> > you will go to Hyderabad one day and look at them. I bet you will think
> > they were made in some factory!
> Hand made products such as these can be valued for their artitistic
> purposes but industrialization, mass production helps provide for a
> larger populace. If the people who buy such products value it they
> will pay for it at a fair market price. If its an art dying then the govt
> can intervene to boost growth, but a perpetual subsidy for a segment
> that refuses to grow on its own is questionable.
> > I do. I have no quarrel with anything you said in this paragraph except
> > that it is not necessary to empty the villages and bring everybody to the
> > town just because it was the way in the USA. Opportunities can be created
> > in the villages too. All factories don't have be in big towns. Do they?
> Very true. Indeed propose a set of rural policies which will use rural
> skills, create jobs & growth, and can sustain on its own after the intial
> ramp up from tax payers money. Also propose how rural sectors can build
> thier own infrastructure (roads, wells, irrigation, schools...) or why
> they have failed in the past 50 years. Please also consider the challange
> of raising tax and utilities fees on items such as water, electricity
> such that these investments from the rest of the society doesnt sink
> into free meals in the name of improvement (again in the long term atleast).
> Also please remember that any such system has to be a self correcting
> closed loop system, i.e after the intial investment the system has to
> not just sustain but also grow and provide welfare to the rest of the country.
> The rest of the developed, advanced nation/world owes NOTHING to us.
> Acting in "self interest" while also trying to help others improve in a
> desire to mutual benefit can be the only rational workable solution in
> long terms. Is that what you mean by a mix of socialism and capitalism?
> > Another misrepresentation! I didn't say that none of you worked in the
> > field. I just said that you should get out of this manifesto writing, and
> > do something about the current situation. Don't you wish the students of
> > Indonesia wrote a manifesto rather than demonstrate?

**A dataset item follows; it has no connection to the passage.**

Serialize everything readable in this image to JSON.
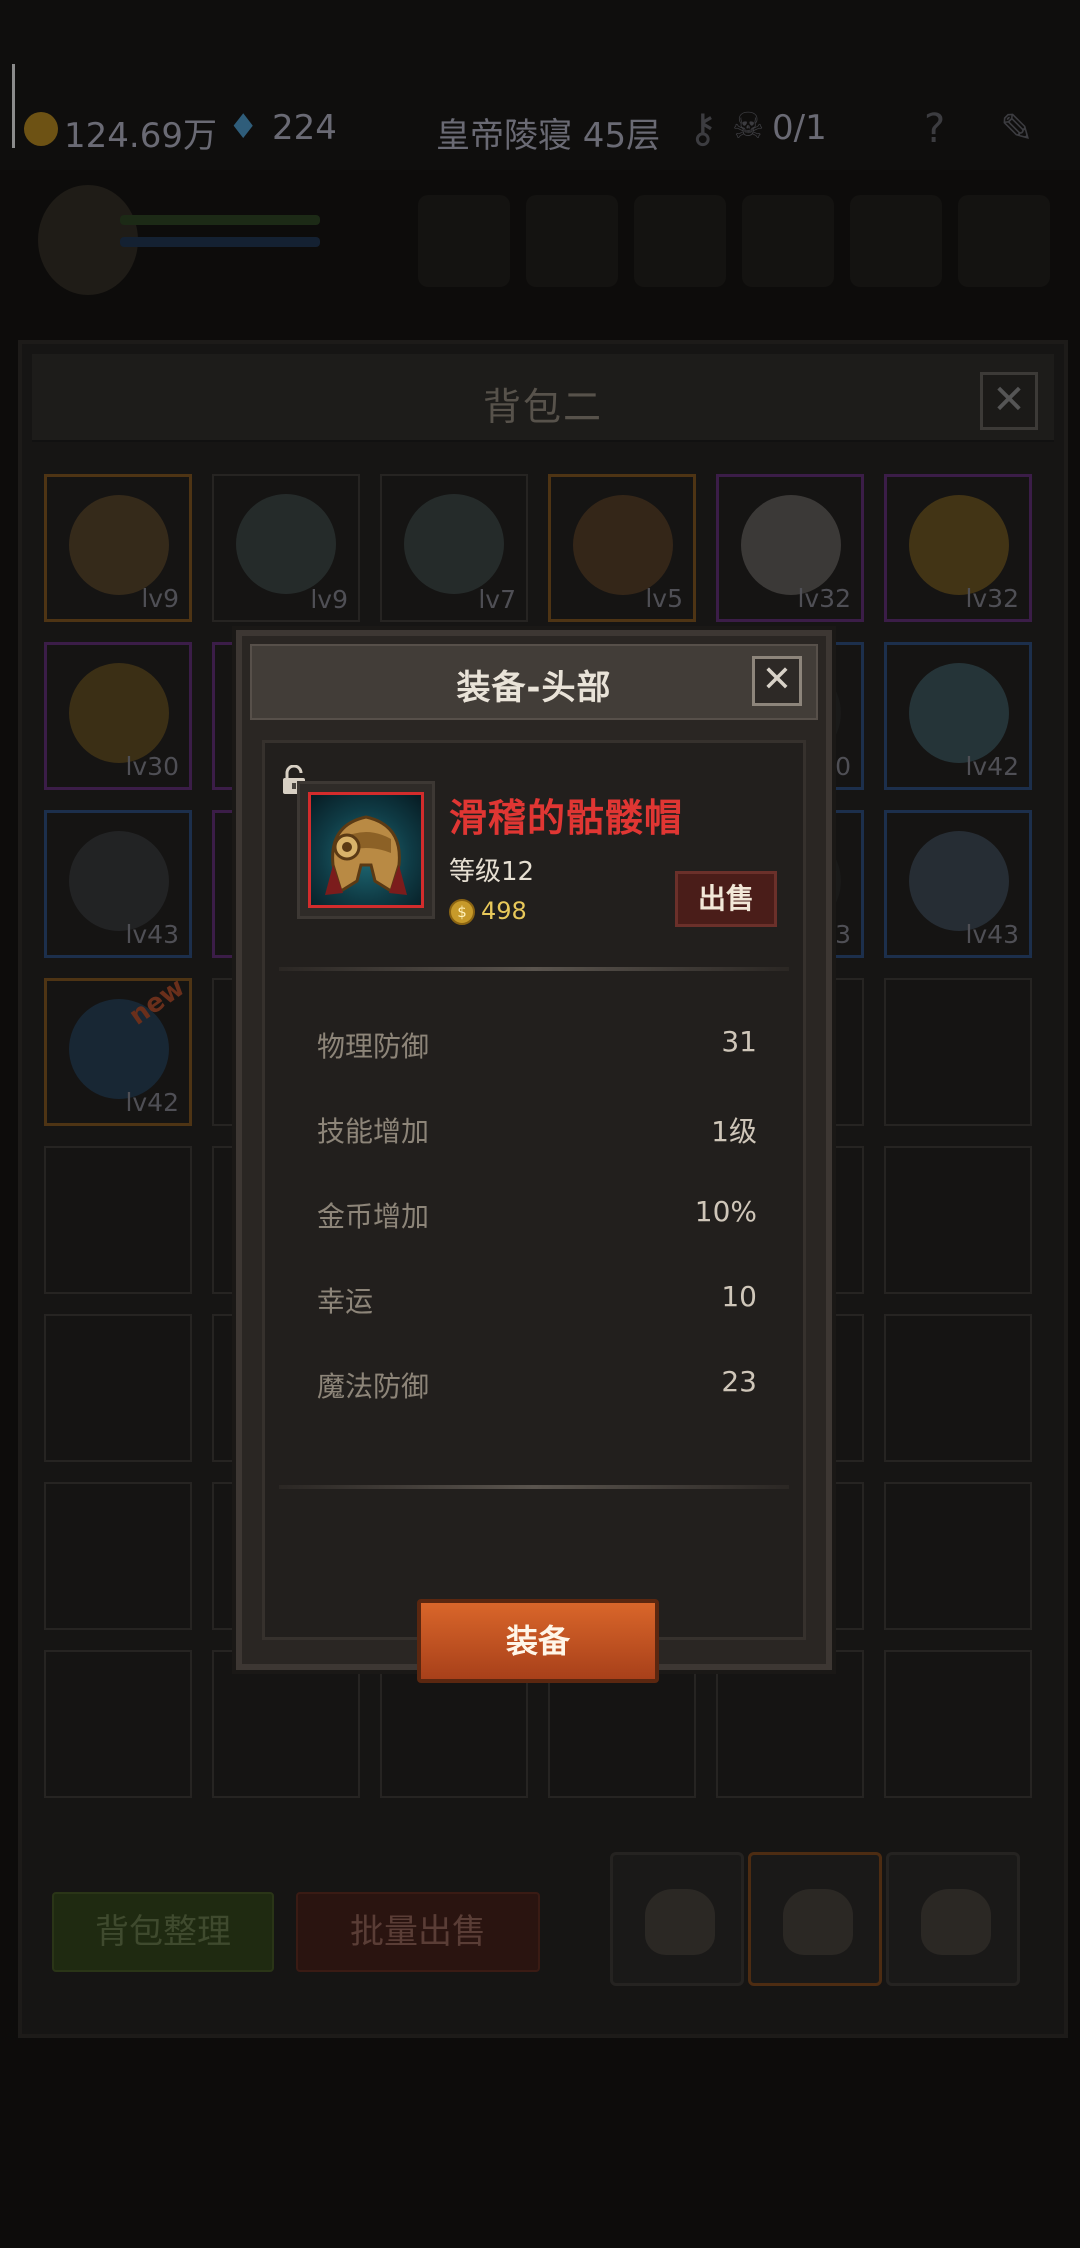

> Its strange you support demonstrations, quote Gandhi and know what students
> who act before reasoning usually do, yet you think we are not taking the
> right course of action.

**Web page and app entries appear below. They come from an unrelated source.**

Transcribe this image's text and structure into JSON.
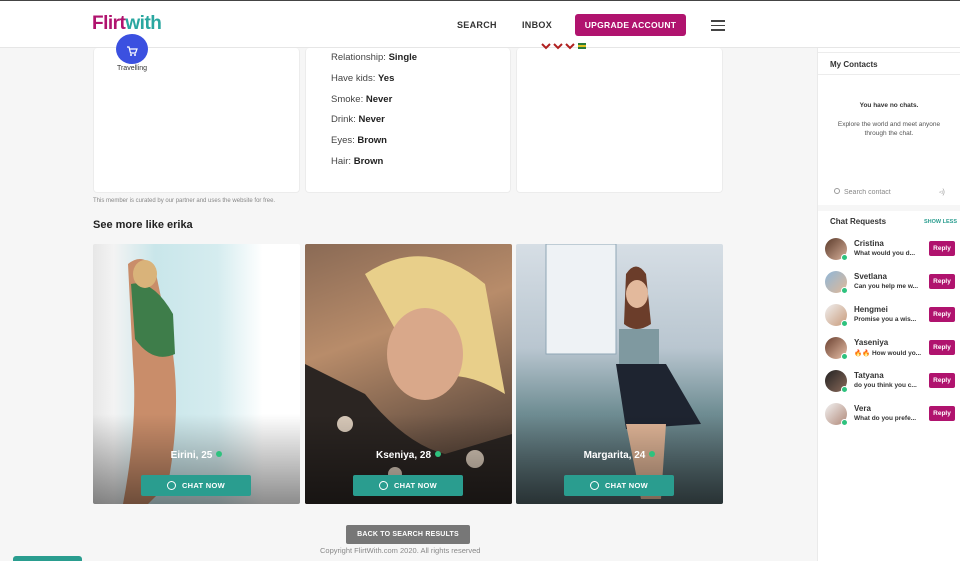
{
  "header": {
    "logo_part1": "Flirt",
    "logo_part2": "with",
    "nav_search": "SEARCH",
    "nav_inbox": "INBOX",
    "upgrade": "UPGRADE ACCOUNT"
  },
  "interests": {
    "icon": "cart-icon",
    "label": "Travelling"
  },
  "details": [
    {
      "label": "Relationship:",
      "value": "Single"
    },
    {
      "label": "Have kids:",
      "value": "Yes"
    },
    {
      "label": "Smoke:",
      "value": "Never"
    },
    {
      "label": "Drink:",
      "value": "Never"
    },
    {
      "label": "Eyes:",
      "value": "Brown"
    },
    {
      "label": "Hair:",
      "value": "Brown"
    }
  ],
  "curated_note": "This member is curated by our partner and uses the website for free.",
  "see_more_title": "See more like erika",
  "profiles": [
    {
      "name": "Eirini, 25",
      "cta": "CHAT NOW"
    },
    {
      "name": "Kseniya, 28",
      "cta": "CHAT NOW"
    },
    {
      "name": "Margarita, 24",
      "cta": "CHAT NOW"
    }
  ],
  "back_button": "BACK TO SEARCH RESULTS",
  "copyright": "Copyright FlirtWith.com 2020. All rights reserved",
  "sidebar": {
    "contacts_title": "My Contacts",
    "no_chats": "You have no chats.",
    "explore": "Explore the world and meet anyone through the chat.",
    "search_placeholder": "Search contact",
    "requests_title": "Chat Requests",
    "show_less": "SHOW LESS",
    "reply_label": "Reply",
    "requests": [
      {
        "name": "Cristina",
        "message": "What would you d..."
      },
      {
        "name": "Svetlana",
        "message": "Can you help me w..."
      },
      {
        "name": "Hengmei",
        "message": "Promise you a wis..."
      },
      {
        "name": "Yaseniya",
        "message": "🔥🔥 How would yo..."
      },
      {
        "name": "Tatyana",
        "message": "do you think you c..."
      },
      {
        "name": "Vera",
        "message": "What do you prefe..."
      }
    ]
  }
}
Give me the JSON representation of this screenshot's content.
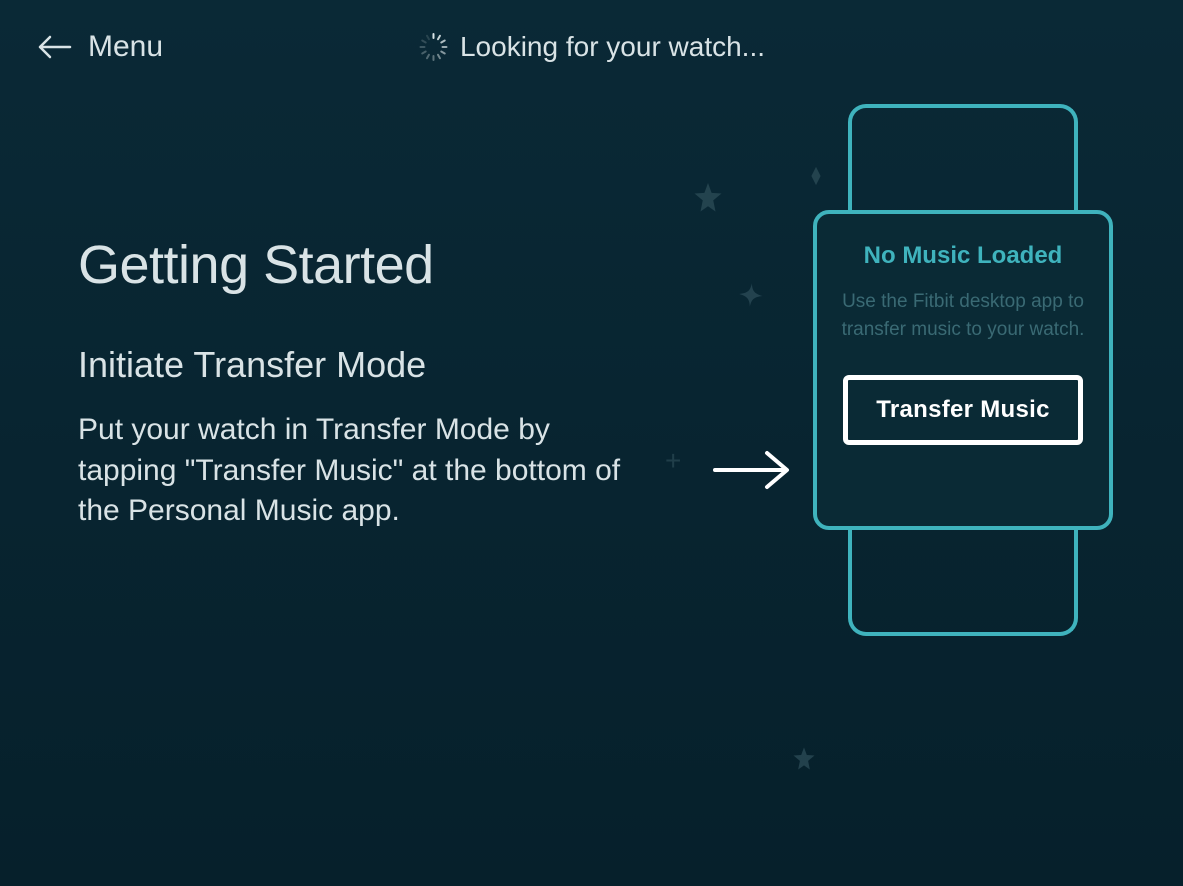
{
  "header": {
    "menu_label": "Menu",
    "status_text": "Looking for your watch..."
  },
  "main": {
    "page_title": "Getting Started",
    "sub_title": "Initiate Transfer Mode",
    "body_text": "Put your watch in Transfer Mode by tapping \"Transfer Music\" at the bottom of the Personal Music app."
  },
  "watch": {
    "title": "No Music Loaded",
    "body": "Use the Fitbit desktop app to transfer music to your watch.",
    "button_label": "Transfer Music"
  },
  "colors": {
    "accent": "#3fb3bd",
    "text_primary": "#d9e3e6",
    "bg": "#0a2936"
  }
}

> > > One fine day, people will realize that they no longer care for this
> > > nuisance called socialism - a synonym for falsehoods at each level.
> > Even the most capitalist of countries needs socialist components in the

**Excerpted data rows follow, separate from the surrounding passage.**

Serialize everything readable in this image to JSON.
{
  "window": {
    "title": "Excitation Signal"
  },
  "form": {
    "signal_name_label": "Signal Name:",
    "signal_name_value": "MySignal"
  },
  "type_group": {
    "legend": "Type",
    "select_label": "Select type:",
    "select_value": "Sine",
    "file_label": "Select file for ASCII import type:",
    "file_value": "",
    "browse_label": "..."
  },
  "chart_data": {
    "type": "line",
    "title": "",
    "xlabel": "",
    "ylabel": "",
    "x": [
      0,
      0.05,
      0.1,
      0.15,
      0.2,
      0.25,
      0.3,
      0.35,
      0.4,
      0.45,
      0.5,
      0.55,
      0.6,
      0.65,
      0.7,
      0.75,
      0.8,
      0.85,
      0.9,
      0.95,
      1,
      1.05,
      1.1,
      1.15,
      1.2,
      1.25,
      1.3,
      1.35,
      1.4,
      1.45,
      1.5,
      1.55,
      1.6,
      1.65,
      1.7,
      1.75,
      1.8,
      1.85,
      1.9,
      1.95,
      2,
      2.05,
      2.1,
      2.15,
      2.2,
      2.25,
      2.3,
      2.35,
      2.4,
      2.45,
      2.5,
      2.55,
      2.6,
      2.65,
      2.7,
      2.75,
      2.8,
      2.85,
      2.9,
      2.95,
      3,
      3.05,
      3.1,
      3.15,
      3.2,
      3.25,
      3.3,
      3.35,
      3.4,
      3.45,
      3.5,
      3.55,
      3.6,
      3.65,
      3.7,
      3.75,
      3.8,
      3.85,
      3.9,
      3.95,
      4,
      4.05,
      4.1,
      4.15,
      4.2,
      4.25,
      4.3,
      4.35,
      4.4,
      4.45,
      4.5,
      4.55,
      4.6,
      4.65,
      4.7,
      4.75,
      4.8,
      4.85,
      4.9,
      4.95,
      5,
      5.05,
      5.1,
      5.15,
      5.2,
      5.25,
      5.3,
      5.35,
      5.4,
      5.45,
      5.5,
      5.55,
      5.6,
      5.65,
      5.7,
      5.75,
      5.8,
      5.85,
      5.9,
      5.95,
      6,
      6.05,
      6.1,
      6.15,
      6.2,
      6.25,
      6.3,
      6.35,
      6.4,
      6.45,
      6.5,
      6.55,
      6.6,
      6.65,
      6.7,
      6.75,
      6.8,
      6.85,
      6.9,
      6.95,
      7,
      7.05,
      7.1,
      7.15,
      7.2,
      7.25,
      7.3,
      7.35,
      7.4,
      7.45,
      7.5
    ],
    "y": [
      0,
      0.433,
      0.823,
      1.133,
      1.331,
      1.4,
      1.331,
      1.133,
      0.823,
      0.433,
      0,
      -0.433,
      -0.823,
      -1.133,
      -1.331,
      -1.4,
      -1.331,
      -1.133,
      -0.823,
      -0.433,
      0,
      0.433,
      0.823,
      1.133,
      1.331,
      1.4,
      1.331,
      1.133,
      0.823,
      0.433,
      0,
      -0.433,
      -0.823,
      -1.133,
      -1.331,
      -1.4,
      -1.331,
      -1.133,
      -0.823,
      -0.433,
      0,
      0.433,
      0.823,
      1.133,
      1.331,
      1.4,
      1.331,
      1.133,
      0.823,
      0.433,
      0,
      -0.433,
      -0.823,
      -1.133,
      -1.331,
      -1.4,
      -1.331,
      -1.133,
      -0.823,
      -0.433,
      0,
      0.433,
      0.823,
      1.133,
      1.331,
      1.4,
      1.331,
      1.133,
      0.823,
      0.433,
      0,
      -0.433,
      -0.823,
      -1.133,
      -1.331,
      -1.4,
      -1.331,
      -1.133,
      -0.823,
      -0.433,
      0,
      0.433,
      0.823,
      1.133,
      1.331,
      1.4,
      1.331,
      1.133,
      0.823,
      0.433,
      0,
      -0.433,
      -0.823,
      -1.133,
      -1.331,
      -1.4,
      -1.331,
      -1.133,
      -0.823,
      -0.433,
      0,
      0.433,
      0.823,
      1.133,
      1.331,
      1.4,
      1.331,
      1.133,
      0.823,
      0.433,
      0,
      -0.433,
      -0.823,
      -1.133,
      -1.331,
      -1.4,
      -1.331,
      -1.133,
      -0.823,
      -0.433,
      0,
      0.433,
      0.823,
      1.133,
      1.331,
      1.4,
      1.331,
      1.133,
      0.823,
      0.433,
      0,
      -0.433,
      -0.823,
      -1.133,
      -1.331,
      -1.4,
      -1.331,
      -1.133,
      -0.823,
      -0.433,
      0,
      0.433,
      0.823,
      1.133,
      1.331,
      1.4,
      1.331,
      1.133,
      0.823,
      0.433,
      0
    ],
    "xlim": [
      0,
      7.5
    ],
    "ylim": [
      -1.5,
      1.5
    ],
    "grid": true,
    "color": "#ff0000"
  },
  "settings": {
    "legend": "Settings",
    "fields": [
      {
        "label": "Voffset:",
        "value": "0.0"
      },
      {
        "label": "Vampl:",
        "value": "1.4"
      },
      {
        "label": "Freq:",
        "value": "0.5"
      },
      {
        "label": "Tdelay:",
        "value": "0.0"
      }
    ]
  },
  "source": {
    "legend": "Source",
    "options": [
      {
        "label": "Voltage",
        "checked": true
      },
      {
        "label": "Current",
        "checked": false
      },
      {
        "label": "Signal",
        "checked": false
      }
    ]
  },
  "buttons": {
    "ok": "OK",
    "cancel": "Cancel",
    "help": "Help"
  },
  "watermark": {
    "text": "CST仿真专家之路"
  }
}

> > governance to prevent the country from falling apart. Capitalism increases
> > the wealth of the nation. Socialism keeps it human. A nation cannot work
> > with one of them exclusively. As long as you don't understand that, your
> > manifesto will be amateurish.
> The debate on socialism vs capitalism is worth only between two people
> who COMPLETELY define and agree on their interpretations of these words
> so its better left on its own. Sanjeev, it may be worth stating
> our stand on issues with minimal word/concept that's left with
> too much room for disagreement (I will re read some of the items and
> let you know).
> If you think we are behaving as high school novice, tell us whats
----- End of forwarded message from Ari Sitaramayya -----